Water vapor evaporated in the tropical Atlantic is carried by trade winds, some of which are brought over the low mountains of Central America to the Pacific Ocean. On the other hand, water vapor generated in the tropical Pacific and Indian Oceans is returned to the Pacific Ocean by the East Asian monsoon rains. Some of the water vapor reaches the west coast of North America on the prevailing westerly winds, but is intercepted by the Rocky Mountains and turned into rain, which is eventually returned to the Pacific Ocean.
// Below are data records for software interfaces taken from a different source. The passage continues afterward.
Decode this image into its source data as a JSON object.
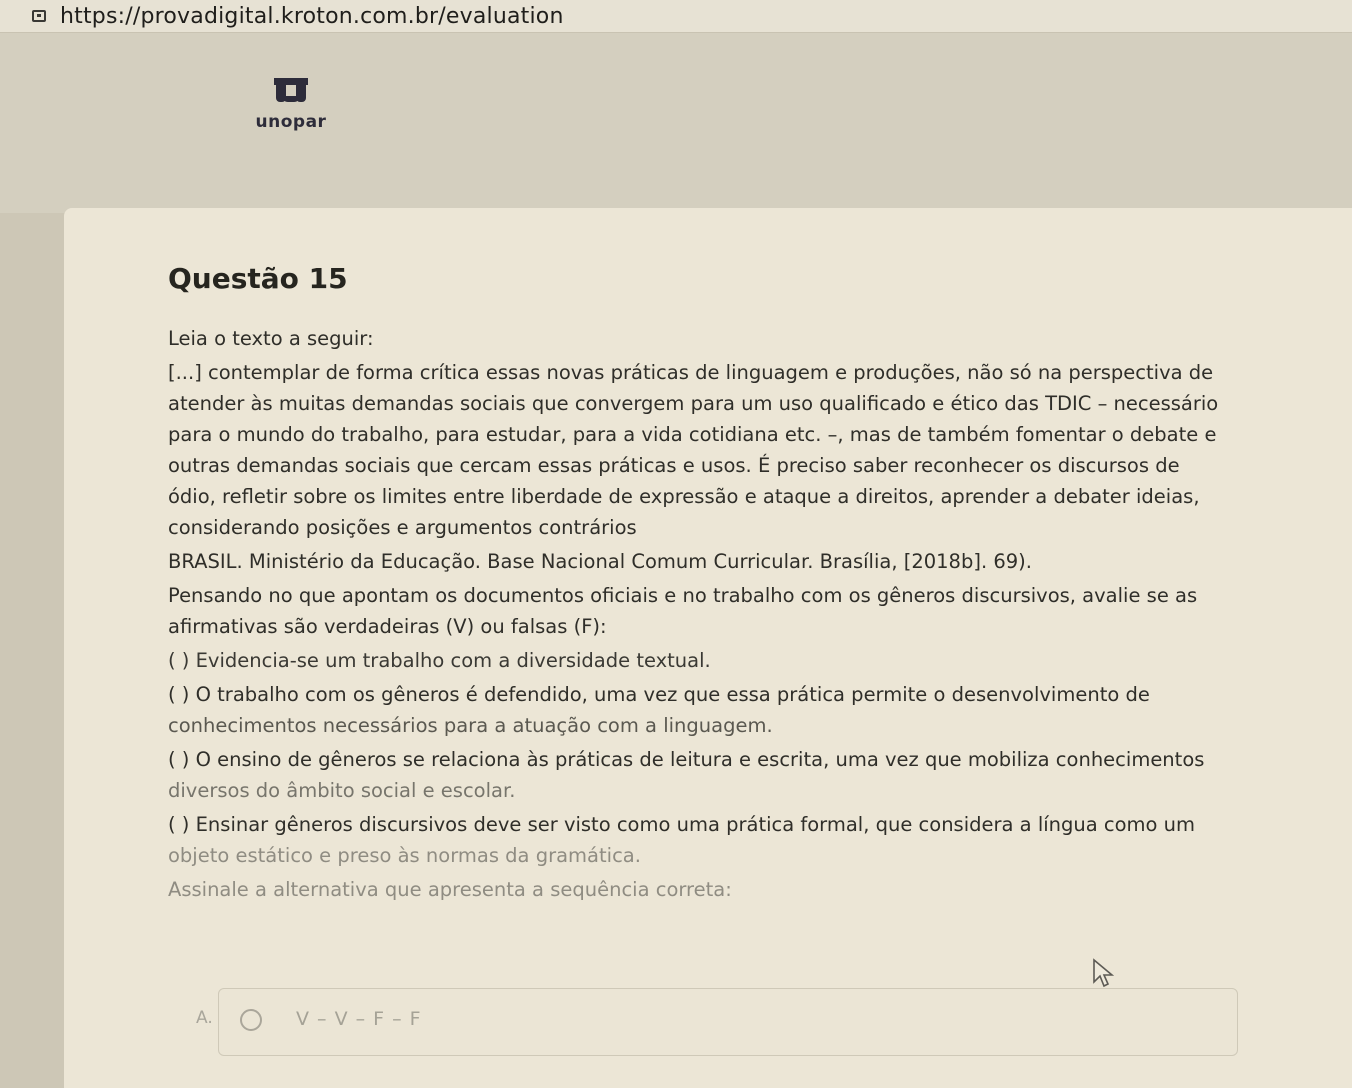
{
  "browser": {
    "url": "https://provadigital.kroton.com.br/evaluation"
  },
  "logo": {
    "text": "unopar"
  },
  "question": {
    "title": "Questão 15",
    "intro": "Leia o texto a seguir:",
    "quote": [
      "[...] contemplar de forma crítica essas novas práticas de linguagem e produções, não só na perspectiva de",
      "atender às muitas demandas sociais que convergem para um uso qualificado e ético das TDIC – necessário",
      "para o mundo do trabalho, para estudar, para a vida cotidiana etc. –, mas de também fomentar o debate e",
      "outras demandas sociais que cercam essas práticas e usos. É preciso saber reconhecer os discursos de",
      "ódio, refletir sobre os limites entre liberdade de expressão e ataque a direitos, aprender a debater ideias,",
      "considerando posições e argumentos contrários"
    ],
    "source": "BRASIL. Ministério da Educação. Base Nacional Comum Curricular. Brasília, [2018b]. 69).",
    "prompt": [
      "Pensando no que apontam os documentos oficiais e no trabalho com os gêneros discursivos, avalie se as",
      "afirmativas são verdadeiras (V) ou falsas (F):"
    ],
    "statements": [
      [
        "(   ) Evidencia-se um trabalho com a diversidade textual."
      ],
      [
        "(   ) O trabalho com os gêneros é defendido, uma vez que essa prática permite o desenvolvimento de",
        "conhecimentos necessários para a atuação com a linguagem."
      ],
      [
        "(   ) O ensino de gêneros se relaciona às práticas de leitura e escrita, uma vez que mobiliza conhecimentos",
        "diversos do âmbito social e escolar."
      ],
      [
        "(   ) Ensinar gêneros discursivos deve ser visto como uma prática formal, que considera a língua como um",
        "objeto estático e preso às normas da gramática."
      ]
    ],
    "instruction": "Assinale a alternativa que apresenta a sequência correta:"
  },
  "options": [
    {
      "letter": "A.",
      "text": "V – V – F – F"
    }
  ]
}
This results in higher salinization in the Atlantic and lower salinization in the Pacific. Compared to the subarctic region, the Atlantic Ocean has higher salinity. The North Atlantic subarctic zone has a salinity of about 34-36‰, while the North Pacific subarctic zone has a salinity of 32-34‰ (see figure above).

  ‰ (permil) is a thousandth of a gram, so one kilogram of seawater contains the equivalent of 34.5 grams of salt in the Atlantic and 32.5 grams in the Pacific. Although the difference is only 2 grams, this difference creates the density difference that drives the ocean general circulation.

(How much is 2g of salt? (It is about 4 light pinches with the thumb and forefinger)

Diperbaharui kali terakhir: Jumaat, 23 Jun 2023, 9:57 AM